7.3 Independent Events
• Multiplication Rule
• Two events A and B are independent if the
• probability that both A and B occur is the
• product of the probabilities of the two events.
• P (A and B) = P(A) XP(B)
4M Example 7.1: MANAGING A PROCESS
• Motivation
• What is the probability that a breakdown on an assembly line will occur in the next five days, interfering with the completion of an order?
4M Example 7.1: MANAGING A PROCESS
• Method
• Past data indicates a 95% chance that the
• assembly line runs a full day without breaking
• down.
4M Example 7.1: MANAGING A PROCESS
• Mechanics

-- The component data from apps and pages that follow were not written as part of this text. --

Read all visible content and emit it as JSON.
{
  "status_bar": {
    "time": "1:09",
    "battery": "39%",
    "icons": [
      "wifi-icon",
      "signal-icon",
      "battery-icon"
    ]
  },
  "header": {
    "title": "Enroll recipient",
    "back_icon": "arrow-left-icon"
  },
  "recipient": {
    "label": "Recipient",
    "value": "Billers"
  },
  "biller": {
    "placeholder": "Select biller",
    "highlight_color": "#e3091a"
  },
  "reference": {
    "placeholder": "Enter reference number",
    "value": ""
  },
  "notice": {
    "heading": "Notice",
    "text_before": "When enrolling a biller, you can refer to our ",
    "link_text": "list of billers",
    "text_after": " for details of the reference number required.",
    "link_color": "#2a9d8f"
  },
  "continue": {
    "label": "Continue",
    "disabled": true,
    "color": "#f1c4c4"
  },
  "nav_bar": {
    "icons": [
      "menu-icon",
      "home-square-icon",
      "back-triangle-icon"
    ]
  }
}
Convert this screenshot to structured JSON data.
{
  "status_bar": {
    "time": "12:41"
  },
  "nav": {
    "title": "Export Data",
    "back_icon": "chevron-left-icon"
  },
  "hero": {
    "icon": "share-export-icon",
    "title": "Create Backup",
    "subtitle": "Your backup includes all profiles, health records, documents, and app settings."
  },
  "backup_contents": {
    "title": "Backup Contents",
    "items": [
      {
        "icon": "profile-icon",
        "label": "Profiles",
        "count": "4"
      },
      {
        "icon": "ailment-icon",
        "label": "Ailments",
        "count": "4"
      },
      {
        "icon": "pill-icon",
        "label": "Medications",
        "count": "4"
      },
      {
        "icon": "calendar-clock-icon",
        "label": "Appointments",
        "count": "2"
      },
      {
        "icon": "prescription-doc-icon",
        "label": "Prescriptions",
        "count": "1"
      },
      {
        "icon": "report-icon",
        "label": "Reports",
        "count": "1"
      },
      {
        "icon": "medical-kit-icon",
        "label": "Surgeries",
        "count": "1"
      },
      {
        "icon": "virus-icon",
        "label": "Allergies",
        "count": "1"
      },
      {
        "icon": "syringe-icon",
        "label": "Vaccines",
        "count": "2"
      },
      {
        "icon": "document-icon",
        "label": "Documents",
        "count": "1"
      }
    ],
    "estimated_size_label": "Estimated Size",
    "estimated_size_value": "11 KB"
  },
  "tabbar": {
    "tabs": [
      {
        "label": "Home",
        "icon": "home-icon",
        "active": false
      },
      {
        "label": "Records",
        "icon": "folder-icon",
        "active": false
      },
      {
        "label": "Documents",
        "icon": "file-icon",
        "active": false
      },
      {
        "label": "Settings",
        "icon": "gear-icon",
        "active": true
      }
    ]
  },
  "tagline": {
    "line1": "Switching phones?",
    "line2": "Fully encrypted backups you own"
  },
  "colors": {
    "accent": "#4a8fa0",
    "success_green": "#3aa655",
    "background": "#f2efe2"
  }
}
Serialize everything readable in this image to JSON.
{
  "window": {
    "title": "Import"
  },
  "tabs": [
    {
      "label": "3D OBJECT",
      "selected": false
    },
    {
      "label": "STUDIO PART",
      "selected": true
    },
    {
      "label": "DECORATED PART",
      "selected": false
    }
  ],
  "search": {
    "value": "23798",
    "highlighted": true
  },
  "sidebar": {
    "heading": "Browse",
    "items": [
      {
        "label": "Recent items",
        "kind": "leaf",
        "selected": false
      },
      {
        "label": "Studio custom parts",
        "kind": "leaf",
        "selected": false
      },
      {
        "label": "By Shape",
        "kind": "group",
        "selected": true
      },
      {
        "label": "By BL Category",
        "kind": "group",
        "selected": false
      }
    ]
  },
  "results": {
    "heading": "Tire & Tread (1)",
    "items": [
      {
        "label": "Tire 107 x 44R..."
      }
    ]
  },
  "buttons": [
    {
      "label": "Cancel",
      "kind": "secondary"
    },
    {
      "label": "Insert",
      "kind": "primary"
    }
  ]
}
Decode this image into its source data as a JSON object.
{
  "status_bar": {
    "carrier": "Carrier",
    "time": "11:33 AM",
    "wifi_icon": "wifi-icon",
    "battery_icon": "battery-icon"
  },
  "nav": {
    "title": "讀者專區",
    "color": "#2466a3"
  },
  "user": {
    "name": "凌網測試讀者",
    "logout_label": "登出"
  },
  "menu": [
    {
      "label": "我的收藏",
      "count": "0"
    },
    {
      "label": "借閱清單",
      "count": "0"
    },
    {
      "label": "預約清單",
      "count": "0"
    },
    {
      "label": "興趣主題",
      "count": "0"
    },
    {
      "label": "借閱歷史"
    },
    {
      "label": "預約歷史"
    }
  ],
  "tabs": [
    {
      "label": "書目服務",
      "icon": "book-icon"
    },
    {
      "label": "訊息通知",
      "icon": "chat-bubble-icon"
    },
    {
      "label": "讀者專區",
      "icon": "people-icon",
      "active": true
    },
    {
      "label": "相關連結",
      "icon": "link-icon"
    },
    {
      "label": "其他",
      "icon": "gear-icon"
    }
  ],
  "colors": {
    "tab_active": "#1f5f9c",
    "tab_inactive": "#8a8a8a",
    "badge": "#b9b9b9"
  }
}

• Assuming days are independent, use the
• multiplication rule to find
• P (OK for 5 days) = 0.955 = 0.774
4M Example 7.1: MANAGING A PROCESS
• Mechanics
• Use the complement rule to find
• P (breakdown during 5 days)
• =1 - P(OK for 5 days)
• = 1- 0.774 = 0.226
4M Example 7.1: MANAGING A PROCESS
• Message
• The probability that a breakdown interrupts
• production in the next five days is 0.226. It is wise
• to warn the customer that delivery may be delayed.
7.3 Independent Events
• Boole’s Inequality
• Also known as Bonferroni’s inequality
• The probability of a union is less than or equal to the sum of the probabilities of the events
7.3 Independent Events
• Boole’s Inequality
• Applied to 4M Example 7.1
• P (breakdown during 5 days)
• =P(A1orA2orA3orA4orA5)
• ≤ 0.05 + 0.05 + 0.05 + 0.05 + 0.05
• ≤ 0.25
• Exact answer if the events are independent is 0.226
Best Practices
• Make sure that your sample space includes all of the possibilities.
• Include all of the pieces when describing an event.
• Check that the probabilities assigned to all of the possible outcomes add up to 1.
Best Practices (Continued)
• Only add probabilities of disjoint events.